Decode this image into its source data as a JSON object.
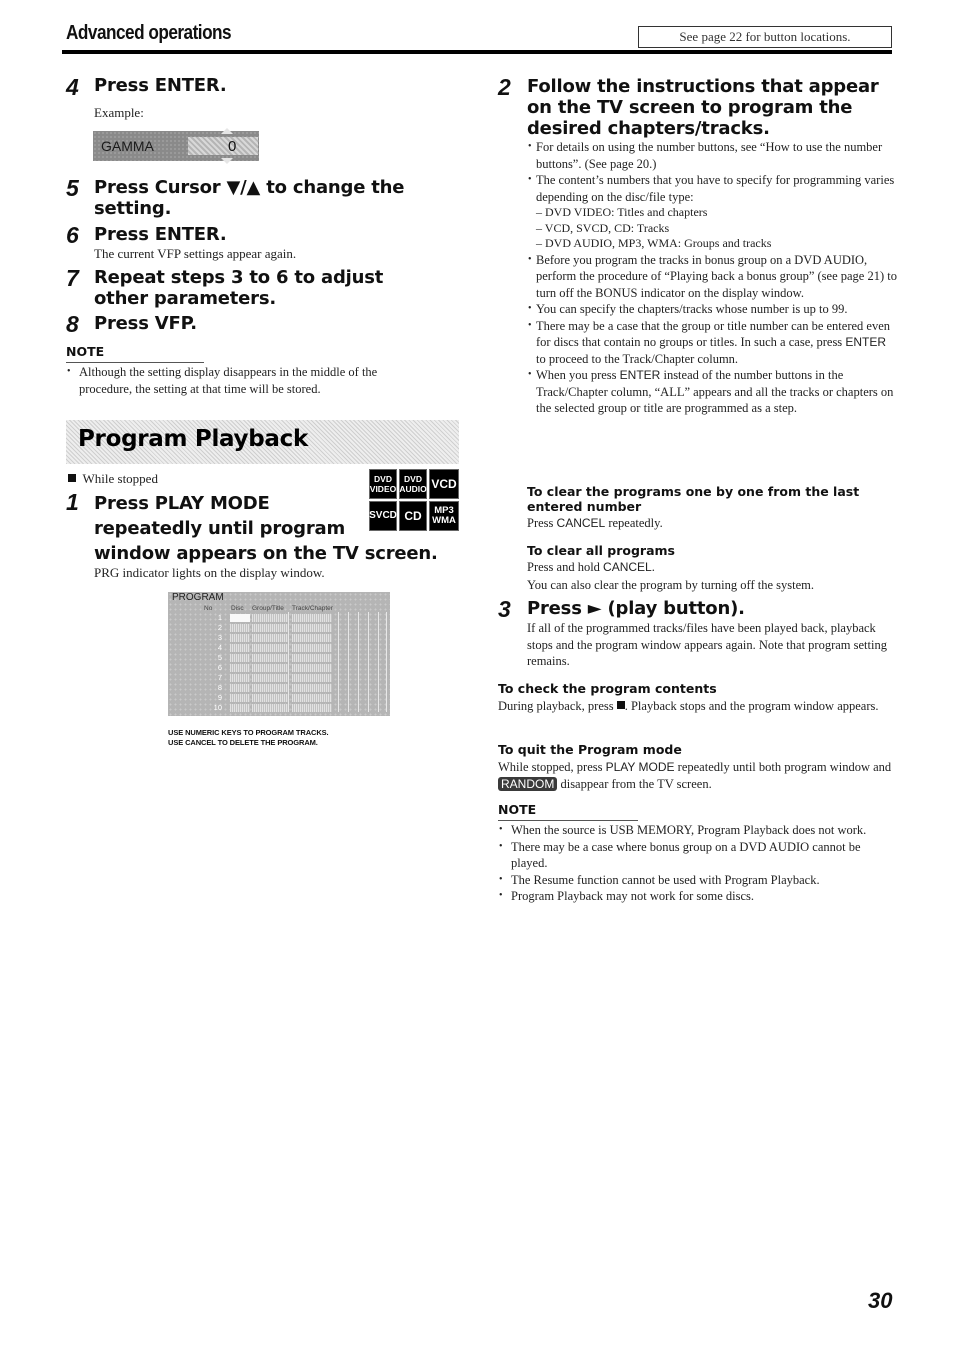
{
  "header": {
    "section_title": "Advanced operations",
    "button_ref": "See page 22 for button locations."
  },
  "left": {
    "step4": {
      "num": "4",
      "heading": "Press ENTER.",
      "example_label": "Example:"
    },
    "gamma_display": {
      "label": "GAMMA",
      "value": "0"
    },
    "step5": {
      "num": "5",
      "heading_pre": "Press Cursor ",
      "arrows": "▼/▲",
      "heading_post": " to change the setting."
    },
    "step6": {
      "num": "6",
      "heading": "Press ENTER.",
      "body": "The current VFP settings appear again."
    },
    "step7": {
      "num": "7",
      "heading": "Repeat steps 3 to 6 to adjust other parameters."
    },
    "step8": {
      "num": "8",
      "heading": "Press VFP."
    },
    "note": {
      "title": "NOTE",
      "items": [
        "Although the setting display disappears in the middle of the procedure, the setting at that time will be stored."
      ]
    },
    "section_banner": "Program Playback",
    "condition": "While stopped",
    "step1": {
      "num": "1",
      "heading_line1": "Press PLAY MODE",
      "heading_line2": "repeatedly until program",
      "heading_line3": "window appears on the TV screen.",
      "body": "PRG indicator lights on the display window."
    },
    "disc_badges": [
      {
        "line1": "DVD",
        "line2": "VIDEO"
      },
      {
        "line1": "DVD",
        "line2": "AUDIO"
      },
      {
        "line1": "VCD",
        "line2": ""
      },
      {
        "line1": "SVCD",
        "line2": ""
      },
      {
        "line1": "CD",
        "line2": ""
      },
      {
        "line1": "MP3",
        "line2": "WMA"
      }
    ],
    "program_screen": {
      "title": "PROGRAM",
      "columns": [
        "No",
        "Disc",
        "Group/Title",
        "Track/Chapter"
      ],
      "rows": [
        "1",
        "2",
        "3",
        "4",
        "5",
        "6",
        "7",
        "8",
        "9",
        "10"
      ],
      "caption_line1": "USE NUMERIC KEYS TO PROGRAM TRACKS.",
      "caption_line2": "USE CANCEL TO DELETE THE PROGRAM."
    }
  },
  "right": {
    "step2": {
      "num": "2",
      "heading": "Follow the instructions that appear on the TV screen to program the desired chapters/tracks.",
      "bullets": [
        "For details on using the number buttons, see “How to use the number buttons”. (See page 20.)",
        "The content’s numbers that you have to specify for programming varies depending on the disc/file type:",
        "Before you program the tracks in bonus group on a DVD AUDIO, perform the procedure of “Playing back a bonus group” (see page 21) to turn off the BONUS indicator on the display window.",
        "You can specify the chapters/tracks whose number is up to 99.",
        "There may be a case that the group or title number can be entered even for discs that contain no groups or titles. In such a case, press ",
        "When you press "
      ],
      "bullet5_key": "ENTER",
      "bullet5_post": " to proceed to the Track/Chapter column.",
      "bullet6_key": "ENTER",
      "bullet6_post": " instead of the number buttons in the Track/Chapter column, “ALL” appears and all the tracks or chapters on the selected group or title are programmed as a step.",
      "disc_types": [
        "– DVD VIDEO: Titles and chapters",
        "– VCD, SVCD, CD: Tracks",
        "– DVD AUDIO, MP3, WMA: Groups and tracks"
      ]
    },
    "clear_one": {
      "title": "To clear the programs one by one from the last entered number",
      "pre": "Press ",
      "key": "CANCEL",
      "post": " repeatedly."
    },
    "clear_all": {
      "title": "To clear all programs",
      "pre": "Press and hold ",
      "key": "CANCEL",
      "post": ".",
      "body2": "You can also clear the program by turning off the system."
    },
    "step3": {
      "num": "3",
      "heading_pre": "Press ",
      "play_icon": "►",
      "heading_post": " (play button).",
      "body": "If all of the programmed tracks/files have been played back, playback stops and the program window appears again. Note that program setting remains."
    },
    "check_contents": {
      "title": "To check the program contents",
      "pre": "During playback, press ",
      "post": ". Playback stops and the program window appears."
    },
    "quit_mode": {
      "title": "To quit the Program mode",
      "pre": "While stopped, press ",
      "key": "PLAY MODE",
      "mid": " repeatedly until both program window and ",
      "badge": "RANDOM",
      "post": " disappear from the TV screen."
    },
    "note": {
      "title": "NOTE",
      "items": [
        "When the source is USB MEMORY, Program Playback does not work.",
        "There may be a case where bonus group on a DVD AUDIO cannot be played.",
        "The Resume function cannot be used with Program Playback.",
        "Program Playback may not work for some discs."
      ]
    }
  },
  "page_number": "30"
}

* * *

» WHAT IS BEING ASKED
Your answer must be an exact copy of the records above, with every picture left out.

» SOLUTION TO THIS TASK
Decode this image into its source data as a JSON object.
{
  "header": {
    "section_title": "Advanced operations",
    "button_ref": "See page 22 for button locations."
  },
  "left": {
    "step4": {
      "num": "4",
      "heading": "Press ENTER.",
      "example_label": "Example:"
    },
    "gamma_display": {
      "label": "GAMMA",
      "value": "0"
    },
    "step5": {
      "num": "5",
      "heading_pre": "Press Cursor ",
      "arrows": "▼/▲",
      "heading_post": " to change the setting."
    },
    "step6": {
      "num": "6",
      "heading": "Press ENTER.",
      "body": "The current VFP settings appear again."
    },
    "step7": {
      "num": "7",
      "heading": "Repeat steps 3 to 6 to adjust other parameters."
    },
    "step8": {
      "num": "8",
      "heading": "Press VFP."
    },
    "note": {
      "title": "NOTE",
      "items": [
        "Although the setting display disappears in the middle of the procedure, the setting at that time will be stored."
      ]
    },
    "section_banner": "Program Playback",
    "condition": "While stopped",
    "step1": {
      "num": "1",
      "heading_line1": "Press PLAY MODE",
      "heading_line2": "repeatedly until program",
      "heading_line3": "window appears on the TV screen.",
      "body": "PRG indicator lights on the display window."
    },
    "disc_badges": [
      {
        "line1": "DVD",
        "line2": "VIDEO"
      },
      {
        "line1": "DVD",
        "line2": "AUDIO"
      },
      {
        "line1": "VCD",
        "line2": ""
      },
      {
        "line1": "SVCD",
        "line2": ""
      },
      {
        "line1": "CD",
        "line2": ""
      },
      {
        "line1": "MP3",
        "line2": "WMA"
      }
    ],
    "program_screen": {
      "title": "PROGRAM",
      "columns": [
        "No",
        "Disc",
        "Group/Title",
        "Track/Chapter"
      ],
      "rows": [
        "1",
        "2",
        "3",
        "4",
        "5",
        "6",
        "7",
        "8",
        "9",
        "10"
      ],
      "caption_line1": "USE NUMERIC KEYS TO PROGRAM TRACKS.",
      "caption_line2": "USE CANCEL TO DELETE THE PROGRAM."
    }
  },
  "right": {
    "step2": {
      "num": "2",
      "heading": "Follow the instructions that appear on the TV screen to program the desired chapters/tracks.",
      "bullets": [
        "For details on using the number buttons, see “How to use the number buttons”. (See page 20.)",
        "The content’s numbers that you have to specify for programming varies depending on the disc/file type:",
        "Before you program the tracks in bonus group on a DVD AUDIO, perform the procedure of “Playing back a bonus group” (see page 21) to turn off the BONUS indicator on the display window.",
        "You can specify the chapters/tracks whose number is up to 99.",
        "There may be a case that the group or title number can be entered even for discs that contain no groups or titles. In such a case, press ",
        "When you press "
      ],
      "bullet5_key": "ENTER",
      "bullet5_post": " to proceed to the Track/Chapter column.",
      "bullet6_key": "ENTER",
      "bullet6_post": " instead of the number buttons in the Track/Chapter column, “ALL” appears and all the tracks or chapters on the selected group or title are programmed as a step.",
      "disc_types": [
        "– DVD VIDEO: Titles and chapters",
        "– VCD, SVCD, CD: Tracks",
        "– DVD AUDIO, MP3, WMA: Groups and tracks"
      ]
    },
    "clear_one": {
      "title": "To clear the programs one by one from the last entered number",
      "pre": "Press ",
      "key": "CANCEL",
      "post": " repeatedly."
    },
    "clear_all": {
      "title": "To clear all programs",
      "pre": "Press and hold ",
      "key": "CANCEL",
      "post": ".",
      "body2": "You can also clear the program by turning off the system."
    },
    "step3": {
      "num": "3",
      "heading_pre": "Press ",
      "play_icon": "►",
      "heading_post": " (play button).",
      "body": "If all of the programmed tracks/files have been played back, playback stops and the program window appears again. Note that program setting remains."
    },
    "check_contents": {
      "title": "To check the program contents",
      "pre": "During playback, press ",
      "post": ". Playback stops and the program window appears."
    },
    "quit_mode": {
      "title": "To quit the Program mode",
      "pre": "While stopped, press ",
      "key": "PLAY MODE",
      "mid": " repeatedly until both program window and ",
      "badge": "RANDOM",
      "post": " disappear from the TV screen."
    },
    "note": {
      "title": "NOTE",
      "items": [
        "When the source is USB MEMORY, Program Playback does not work.",
        "There may be a case where bonus group on a DVD AUDIO cannot be played.",
        "The Resume function cannot be used with Program Playback.",
        "Program Playback may not work for some discs."
      ]
    }
  },
  "page_number": "30"
}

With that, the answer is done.